Even with pending uncertainties lying ahead for South African farmers, the majority of them are still ploughing away making plans for the future.
That sentiment also applies to Sarel Haasbroek who not only operates an arable farm but also a grain storage unit, a tillage machinery dealership and on top of that a pig and beef farm. Sarel’s philosophy is that it’s best not to have ‘all your eggs in the one basket’ and that is why he has a number of sectors in his business model, and has plans for more to be added.
Based in the Carletonville area of Gauteng, Sarel’s grain farm extends to 650 hectares of irrigated land and a further 2,500 hectares of dry land mostly growing maize, winter wheat, sugar beet, white kidney peas, soybeans and potatoes for chips.

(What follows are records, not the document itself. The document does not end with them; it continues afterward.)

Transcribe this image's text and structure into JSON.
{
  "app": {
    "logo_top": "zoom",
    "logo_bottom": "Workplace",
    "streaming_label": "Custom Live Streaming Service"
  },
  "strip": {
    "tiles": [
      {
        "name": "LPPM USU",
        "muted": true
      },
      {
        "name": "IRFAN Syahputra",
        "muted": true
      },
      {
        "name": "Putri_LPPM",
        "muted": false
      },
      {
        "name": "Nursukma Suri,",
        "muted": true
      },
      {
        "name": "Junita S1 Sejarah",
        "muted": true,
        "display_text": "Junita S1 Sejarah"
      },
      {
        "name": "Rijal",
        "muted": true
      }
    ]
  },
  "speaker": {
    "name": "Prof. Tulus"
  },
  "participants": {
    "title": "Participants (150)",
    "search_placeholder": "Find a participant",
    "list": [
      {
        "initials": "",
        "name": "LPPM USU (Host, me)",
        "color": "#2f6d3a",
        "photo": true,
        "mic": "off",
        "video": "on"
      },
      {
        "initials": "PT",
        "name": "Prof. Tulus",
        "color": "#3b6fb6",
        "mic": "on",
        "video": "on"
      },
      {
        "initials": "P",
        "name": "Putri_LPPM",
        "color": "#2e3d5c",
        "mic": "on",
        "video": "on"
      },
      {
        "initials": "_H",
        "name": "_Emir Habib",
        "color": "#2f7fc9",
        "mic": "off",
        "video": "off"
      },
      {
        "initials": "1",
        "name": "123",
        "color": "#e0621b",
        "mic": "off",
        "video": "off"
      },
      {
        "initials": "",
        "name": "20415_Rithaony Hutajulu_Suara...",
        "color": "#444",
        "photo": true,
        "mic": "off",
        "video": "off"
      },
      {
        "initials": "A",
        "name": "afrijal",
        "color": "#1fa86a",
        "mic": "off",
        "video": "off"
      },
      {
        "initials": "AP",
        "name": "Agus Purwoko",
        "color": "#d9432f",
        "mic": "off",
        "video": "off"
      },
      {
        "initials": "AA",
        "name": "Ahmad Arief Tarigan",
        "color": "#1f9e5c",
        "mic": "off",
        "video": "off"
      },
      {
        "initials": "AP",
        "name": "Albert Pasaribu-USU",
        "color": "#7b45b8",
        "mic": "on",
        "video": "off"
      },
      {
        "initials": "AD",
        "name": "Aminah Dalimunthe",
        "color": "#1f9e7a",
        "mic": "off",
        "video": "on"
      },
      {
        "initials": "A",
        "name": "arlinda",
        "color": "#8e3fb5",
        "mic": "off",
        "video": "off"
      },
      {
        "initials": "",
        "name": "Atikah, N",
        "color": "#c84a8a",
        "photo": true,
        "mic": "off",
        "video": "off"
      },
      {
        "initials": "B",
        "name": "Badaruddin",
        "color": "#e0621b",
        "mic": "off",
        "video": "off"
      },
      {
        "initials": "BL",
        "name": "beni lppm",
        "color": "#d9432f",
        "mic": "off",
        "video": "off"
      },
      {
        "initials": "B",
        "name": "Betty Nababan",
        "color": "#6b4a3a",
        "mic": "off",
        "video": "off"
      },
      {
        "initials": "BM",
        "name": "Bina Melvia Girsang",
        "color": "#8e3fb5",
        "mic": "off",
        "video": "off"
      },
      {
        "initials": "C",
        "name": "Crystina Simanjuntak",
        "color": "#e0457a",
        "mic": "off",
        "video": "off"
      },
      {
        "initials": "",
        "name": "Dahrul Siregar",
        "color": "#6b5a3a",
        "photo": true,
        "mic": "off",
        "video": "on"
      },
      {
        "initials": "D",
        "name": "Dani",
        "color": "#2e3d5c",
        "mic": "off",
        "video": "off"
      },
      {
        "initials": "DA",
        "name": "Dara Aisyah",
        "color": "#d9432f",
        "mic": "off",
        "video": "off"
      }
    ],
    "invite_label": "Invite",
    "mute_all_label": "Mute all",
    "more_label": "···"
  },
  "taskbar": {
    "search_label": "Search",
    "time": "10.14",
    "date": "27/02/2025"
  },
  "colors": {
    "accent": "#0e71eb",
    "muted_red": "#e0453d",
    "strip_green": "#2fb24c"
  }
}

Even with such a hectic schedule there is still room to increase the farming activities at Sarel’s farm. “We also run cattle producing weaners for the feedlots,” says Sarel. “And I have plans to introduce 2,000 sows to the farm as I have a lot of experience in that sector as well. I am also the CEO of Terratill which is the official importer of new Horsch tillage equipment from Germany into South Africa and I am an executive member of Grain SA,” he says. As you can imagine with all these enterprises running Sarel is quite a busy man particularly so on the grain farm. It is here that Sarel spends most of his time in the office and out in the fields.
Grain yields on the irrigated land can reach 12 to 15 tonnes per hectare and on the dry land a somewhat lower yield of six tonnes can be achieved. A running five year average hovers around five tonnes per hectare.
“We aim to sell most of our grain on the spot markets,” he says.” However, we do operate a grain storage facility for both ourselves and outside farmers who rent the space. With this we can hold grain until prices improve. There is a total capacity to store 27,000 tonnes of grain there altogether.” Precision farming is taking off in South Africa making Sarel’s range of Horsch machinery always in big demand. “We are the importers and distributors of the Horsch machinery range throughout South Africa,” states Sarel. “On our own farm we use yield mapping to ensure the land gets exactly whatever it needs, wherever it needs it. There is indeed a higher accuracy with GPS and precision farming machinery is in big demand here. Horsch is a well-known and reputable brand here in South Africa and our customers are mainly farmers. There are not so many contractors in this region to buy machinery,” he says.
When considering the biggest challenges to growing grain in South Africa, Sarel admits the weather is top of the list. The availability of water is always a concern for farmers in South Africa and it is something that Sarel keeps a close eye on as he is using 84 pivots. “Drought is our biggest fear,” he adds. “We have had three difficult years of bad drought and that affects the growing season a lot. Also hailstones are a huge problem in this region. We can insure against it but that doesn’t save the crop. This year we have had to replant some areas that were affected by the weather and then that puts the new crop behind the rest,” he said.
Grain prices fluctuate in South Africa quite frequently hence why Sarel operates the storage facility as well. Planting would normally start at the end of September and finish early November. Harvesting would subsequently start at the end of April and run through to the end of August. “Wheat would normally sell for an average price of R4,500 (£235, US$ 311) per tonne and beans up to R14,000 (£731, US$ 968) per tonne, but the markets are very volatile,” he states.
Using pre-emergent sprays is also an important part of Sarel’s crop growing programme and while all the controversy about using Roundup rattles on in Europe, Sarel says it is very much needed. “Roundup is a vital tool for us growing grain,” he says. “We use it plus other chemicals from Syngenta as well. “In South Africa we have used GM crops for the past 15 years. Lodging (the bending over of the stems near ground level of grain crops, which makes them very difficult to harvest), is not a problem here as such. Using GM crops makes the cereals easier to manage from a pesticides side and in terms of insect control. I think they are very beneficial to smaller farmers with their resistance to disease, insects and indeed drought,” he adds. “It is a real advantage when the crops are resistant to glyphosate because when we spray it on, everything we do not want in the crop is killed off,” he concludes.